§ **EXERCISE REQUIREMENTS**
Your answer should consist of each line below that contains the string "Reports".

─── LISTED RECORDS

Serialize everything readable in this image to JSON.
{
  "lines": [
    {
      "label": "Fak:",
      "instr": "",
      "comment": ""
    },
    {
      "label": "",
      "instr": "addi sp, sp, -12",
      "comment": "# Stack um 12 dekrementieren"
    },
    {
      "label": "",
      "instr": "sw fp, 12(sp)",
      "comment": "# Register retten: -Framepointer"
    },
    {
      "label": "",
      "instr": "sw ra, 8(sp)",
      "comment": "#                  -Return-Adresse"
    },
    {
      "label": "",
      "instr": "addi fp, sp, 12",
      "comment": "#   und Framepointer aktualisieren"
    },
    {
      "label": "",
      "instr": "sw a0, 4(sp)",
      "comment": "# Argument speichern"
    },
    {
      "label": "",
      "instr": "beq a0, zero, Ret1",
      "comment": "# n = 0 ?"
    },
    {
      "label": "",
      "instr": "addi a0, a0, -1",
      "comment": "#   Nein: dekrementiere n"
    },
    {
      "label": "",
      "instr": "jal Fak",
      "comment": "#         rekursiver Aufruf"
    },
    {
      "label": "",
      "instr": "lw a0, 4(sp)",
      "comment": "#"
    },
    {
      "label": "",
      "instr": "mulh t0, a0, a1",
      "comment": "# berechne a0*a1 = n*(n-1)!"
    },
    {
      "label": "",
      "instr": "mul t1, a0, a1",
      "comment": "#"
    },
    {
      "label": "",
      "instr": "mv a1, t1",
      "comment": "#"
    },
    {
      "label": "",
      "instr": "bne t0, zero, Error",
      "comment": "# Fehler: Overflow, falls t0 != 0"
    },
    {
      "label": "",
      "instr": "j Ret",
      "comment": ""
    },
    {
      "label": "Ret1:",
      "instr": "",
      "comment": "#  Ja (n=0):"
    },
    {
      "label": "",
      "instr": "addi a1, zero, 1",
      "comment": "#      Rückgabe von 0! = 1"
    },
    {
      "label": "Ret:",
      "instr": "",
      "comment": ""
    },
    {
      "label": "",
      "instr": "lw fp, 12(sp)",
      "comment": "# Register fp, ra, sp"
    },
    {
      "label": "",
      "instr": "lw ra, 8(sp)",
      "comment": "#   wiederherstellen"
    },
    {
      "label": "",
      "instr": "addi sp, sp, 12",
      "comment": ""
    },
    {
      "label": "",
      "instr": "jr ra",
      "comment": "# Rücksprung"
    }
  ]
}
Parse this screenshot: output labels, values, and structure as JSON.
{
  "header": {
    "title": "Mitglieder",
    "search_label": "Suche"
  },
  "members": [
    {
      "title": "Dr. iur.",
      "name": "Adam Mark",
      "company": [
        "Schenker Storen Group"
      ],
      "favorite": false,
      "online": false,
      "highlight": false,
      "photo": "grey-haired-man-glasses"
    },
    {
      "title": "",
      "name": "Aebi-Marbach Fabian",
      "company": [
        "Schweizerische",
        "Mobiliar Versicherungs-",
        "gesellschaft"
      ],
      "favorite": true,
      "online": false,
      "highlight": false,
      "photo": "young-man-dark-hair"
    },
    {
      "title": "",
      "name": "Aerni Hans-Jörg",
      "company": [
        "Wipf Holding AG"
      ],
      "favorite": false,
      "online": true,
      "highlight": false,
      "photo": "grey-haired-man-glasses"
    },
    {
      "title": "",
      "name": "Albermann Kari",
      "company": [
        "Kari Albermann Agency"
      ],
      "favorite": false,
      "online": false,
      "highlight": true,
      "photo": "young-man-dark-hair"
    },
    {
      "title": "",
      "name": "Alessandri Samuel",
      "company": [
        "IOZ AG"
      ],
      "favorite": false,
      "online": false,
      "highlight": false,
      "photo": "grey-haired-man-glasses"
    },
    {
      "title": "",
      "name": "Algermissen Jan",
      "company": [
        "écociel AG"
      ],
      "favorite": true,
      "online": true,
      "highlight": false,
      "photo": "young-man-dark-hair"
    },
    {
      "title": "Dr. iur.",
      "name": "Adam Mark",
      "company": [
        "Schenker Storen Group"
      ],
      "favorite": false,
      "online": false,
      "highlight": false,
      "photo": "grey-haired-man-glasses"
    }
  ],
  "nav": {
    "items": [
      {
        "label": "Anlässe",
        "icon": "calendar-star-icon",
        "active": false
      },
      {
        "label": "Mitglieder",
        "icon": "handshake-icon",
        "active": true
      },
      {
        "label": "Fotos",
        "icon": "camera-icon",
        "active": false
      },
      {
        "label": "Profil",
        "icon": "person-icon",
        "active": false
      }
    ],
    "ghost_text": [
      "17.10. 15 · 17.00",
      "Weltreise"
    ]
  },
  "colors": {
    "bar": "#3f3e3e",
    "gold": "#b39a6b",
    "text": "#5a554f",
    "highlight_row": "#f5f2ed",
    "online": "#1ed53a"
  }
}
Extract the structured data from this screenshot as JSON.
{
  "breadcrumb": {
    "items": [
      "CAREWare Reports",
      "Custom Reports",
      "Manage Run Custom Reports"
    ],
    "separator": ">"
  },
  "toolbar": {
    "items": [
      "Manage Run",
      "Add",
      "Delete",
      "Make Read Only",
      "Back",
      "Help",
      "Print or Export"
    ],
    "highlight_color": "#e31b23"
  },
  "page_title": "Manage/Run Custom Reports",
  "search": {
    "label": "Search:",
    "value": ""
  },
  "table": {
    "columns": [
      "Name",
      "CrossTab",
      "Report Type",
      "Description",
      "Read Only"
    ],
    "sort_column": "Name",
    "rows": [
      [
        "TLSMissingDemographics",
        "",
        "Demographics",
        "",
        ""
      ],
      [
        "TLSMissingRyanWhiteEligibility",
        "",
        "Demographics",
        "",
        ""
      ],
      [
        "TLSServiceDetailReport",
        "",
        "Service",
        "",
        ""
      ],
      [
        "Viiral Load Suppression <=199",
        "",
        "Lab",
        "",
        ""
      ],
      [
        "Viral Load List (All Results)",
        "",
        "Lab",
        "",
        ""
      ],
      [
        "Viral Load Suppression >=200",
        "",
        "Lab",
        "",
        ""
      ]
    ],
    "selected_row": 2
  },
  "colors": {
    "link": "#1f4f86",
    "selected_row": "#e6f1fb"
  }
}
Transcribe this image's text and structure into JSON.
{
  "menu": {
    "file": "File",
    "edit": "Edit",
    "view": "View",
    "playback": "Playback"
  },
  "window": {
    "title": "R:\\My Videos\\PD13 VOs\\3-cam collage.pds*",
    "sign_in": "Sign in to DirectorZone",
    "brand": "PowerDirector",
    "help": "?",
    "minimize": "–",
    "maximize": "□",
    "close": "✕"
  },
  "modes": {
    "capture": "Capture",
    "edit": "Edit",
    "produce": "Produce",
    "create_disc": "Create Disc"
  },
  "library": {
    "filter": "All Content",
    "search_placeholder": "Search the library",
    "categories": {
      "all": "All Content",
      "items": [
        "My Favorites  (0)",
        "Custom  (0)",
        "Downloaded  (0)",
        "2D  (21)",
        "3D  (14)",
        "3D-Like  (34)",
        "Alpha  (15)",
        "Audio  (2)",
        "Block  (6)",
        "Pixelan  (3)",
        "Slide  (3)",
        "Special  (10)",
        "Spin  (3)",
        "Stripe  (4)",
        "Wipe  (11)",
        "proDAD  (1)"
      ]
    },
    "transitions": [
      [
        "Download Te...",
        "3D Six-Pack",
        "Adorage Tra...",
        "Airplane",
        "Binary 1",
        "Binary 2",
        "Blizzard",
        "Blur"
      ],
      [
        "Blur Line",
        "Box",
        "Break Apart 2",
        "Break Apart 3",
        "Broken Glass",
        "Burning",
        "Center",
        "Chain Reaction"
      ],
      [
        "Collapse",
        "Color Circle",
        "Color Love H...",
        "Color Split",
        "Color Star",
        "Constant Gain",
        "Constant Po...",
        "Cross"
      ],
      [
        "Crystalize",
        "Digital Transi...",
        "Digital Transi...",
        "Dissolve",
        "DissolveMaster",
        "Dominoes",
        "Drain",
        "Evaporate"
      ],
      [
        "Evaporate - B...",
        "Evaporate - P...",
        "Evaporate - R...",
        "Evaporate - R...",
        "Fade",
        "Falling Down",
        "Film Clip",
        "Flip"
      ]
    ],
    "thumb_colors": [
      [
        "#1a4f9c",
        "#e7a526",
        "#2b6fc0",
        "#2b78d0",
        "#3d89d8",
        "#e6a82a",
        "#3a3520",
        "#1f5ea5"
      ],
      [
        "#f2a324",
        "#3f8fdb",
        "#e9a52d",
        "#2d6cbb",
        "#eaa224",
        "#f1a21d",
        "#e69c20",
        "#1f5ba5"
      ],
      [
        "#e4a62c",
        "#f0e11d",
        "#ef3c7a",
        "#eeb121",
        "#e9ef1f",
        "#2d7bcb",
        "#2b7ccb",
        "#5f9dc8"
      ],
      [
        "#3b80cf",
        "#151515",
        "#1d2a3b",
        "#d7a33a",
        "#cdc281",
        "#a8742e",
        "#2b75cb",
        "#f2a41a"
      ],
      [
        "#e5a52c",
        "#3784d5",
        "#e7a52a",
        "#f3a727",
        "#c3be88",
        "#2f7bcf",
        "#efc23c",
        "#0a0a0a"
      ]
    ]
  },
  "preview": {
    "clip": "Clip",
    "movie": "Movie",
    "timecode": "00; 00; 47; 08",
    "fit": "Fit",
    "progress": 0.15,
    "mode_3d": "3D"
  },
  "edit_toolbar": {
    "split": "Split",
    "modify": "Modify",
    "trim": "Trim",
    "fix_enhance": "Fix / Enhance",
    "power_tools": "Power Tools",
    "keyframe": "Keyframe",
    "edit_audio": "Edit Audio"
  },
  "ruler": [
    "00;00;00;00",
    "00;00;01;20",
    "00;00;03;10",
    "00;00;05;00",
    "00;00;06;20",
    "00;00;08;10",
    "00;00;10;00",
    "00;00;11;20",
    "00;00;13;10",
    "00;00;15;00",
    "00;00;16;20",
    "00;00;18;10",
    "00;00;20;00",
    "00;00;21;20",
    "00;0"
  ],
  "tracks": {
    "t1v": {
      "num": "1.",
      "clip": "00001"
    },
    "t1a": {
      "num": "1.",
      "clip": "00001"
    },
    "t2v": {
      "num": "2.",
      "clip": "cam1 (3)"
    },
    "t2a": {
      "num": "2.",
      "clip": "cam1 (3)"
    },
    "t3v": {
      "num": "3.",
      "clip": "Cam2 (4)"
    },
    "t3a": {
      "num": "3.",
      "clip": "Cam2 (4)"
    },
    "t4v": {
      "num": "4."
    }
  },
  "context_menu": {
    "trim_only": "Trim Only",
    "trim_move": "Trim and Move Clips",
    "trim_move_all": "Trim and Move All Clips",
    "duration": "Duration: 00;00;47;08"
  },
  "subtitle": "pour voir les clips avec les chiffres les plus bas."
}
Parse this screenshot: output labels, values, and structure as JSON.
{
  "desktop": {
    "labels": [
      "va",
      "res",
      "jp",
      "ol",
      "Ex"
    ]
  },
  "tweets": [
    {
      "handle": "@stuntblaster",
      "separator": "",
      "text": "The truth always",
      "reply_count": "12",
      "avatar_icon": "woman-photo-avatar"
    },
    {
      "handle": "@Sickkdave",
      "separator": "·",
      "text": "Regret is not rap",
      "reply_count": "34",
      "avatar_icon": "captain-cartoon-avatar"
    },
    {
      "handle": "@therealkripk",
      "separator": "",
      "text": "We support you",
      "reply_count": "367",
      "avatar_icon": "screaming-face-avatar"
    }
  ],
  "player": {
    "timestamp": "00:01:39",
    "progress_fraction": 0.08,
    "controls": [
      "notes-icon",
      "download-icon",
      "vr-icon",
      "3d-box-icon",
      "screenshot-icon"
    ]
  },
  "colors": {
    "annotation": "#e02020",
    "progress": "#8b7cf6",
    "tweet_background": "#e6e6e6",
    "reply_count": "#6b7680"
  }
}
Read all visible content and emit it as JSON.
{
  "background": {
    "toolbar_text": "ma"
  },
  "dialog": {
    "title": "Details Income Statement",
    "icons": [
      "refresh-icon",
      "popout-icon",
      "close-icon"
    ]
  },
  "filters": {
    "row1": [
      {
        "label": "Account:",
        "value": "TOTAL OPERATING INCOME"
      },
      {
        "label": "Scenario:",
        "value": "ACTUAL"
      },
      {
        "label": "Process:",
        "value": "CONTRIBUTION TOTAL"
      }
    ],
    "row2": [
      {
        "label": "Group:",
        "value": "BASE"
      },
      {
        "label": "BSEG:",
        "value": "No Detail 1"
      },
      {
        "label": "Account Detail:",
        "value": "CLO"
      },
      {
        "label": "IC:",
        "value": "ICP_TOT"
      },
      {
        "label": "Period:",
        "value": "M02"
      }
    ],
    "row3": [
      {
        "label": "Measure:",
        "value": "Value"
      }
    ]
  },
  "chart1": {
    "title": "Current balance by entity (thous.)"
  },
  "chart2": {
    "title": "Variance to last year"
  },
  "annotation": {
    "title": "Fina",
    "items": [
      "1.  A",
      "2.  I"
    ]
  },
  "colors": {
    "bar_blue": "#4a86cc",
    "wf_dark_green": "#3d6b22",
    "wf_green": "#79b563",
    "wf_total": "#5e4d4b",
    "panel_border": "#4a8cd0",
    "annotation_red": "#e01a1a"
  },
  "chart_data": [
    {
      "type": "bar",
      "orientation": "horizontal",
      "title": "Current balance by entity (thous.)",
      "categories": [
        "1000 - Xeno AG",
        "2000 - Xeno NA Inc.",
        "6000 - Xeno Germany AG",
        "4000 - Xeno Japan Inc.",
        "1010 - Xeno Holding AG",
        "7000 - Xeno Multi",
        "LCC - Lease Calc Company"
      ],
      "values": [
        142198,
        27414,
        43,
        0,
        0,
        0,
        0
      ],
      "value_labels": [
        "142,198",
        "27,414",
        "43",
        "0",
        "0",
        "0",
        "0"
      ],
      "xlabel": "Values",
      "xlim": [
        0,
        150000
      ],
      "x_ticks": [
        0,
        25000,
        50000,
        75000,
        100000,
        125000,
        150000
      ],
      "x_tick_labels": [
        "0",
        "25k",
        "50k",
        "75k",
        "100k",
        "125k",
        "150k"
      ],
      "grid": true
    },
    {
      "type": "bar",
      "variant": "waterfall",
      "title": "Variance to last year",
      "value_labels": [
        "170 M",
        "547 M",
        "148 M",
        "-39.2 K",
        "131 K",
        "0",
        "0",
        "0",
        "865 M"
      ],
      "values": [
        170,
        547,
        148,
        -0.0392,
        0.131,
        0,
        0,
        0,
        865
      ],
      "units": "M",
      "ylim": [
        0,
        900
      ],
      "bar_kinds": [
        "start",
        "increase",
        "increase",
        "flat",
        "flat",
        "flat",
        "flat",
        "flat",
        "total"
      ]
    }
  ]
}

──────

§ **RESULT OF THE TASK**
      "CAREWare Reports",
      "Custom Reports",
      "Manage Run Custom Reports"
  "page_title": "Manage/Run Custom Reports",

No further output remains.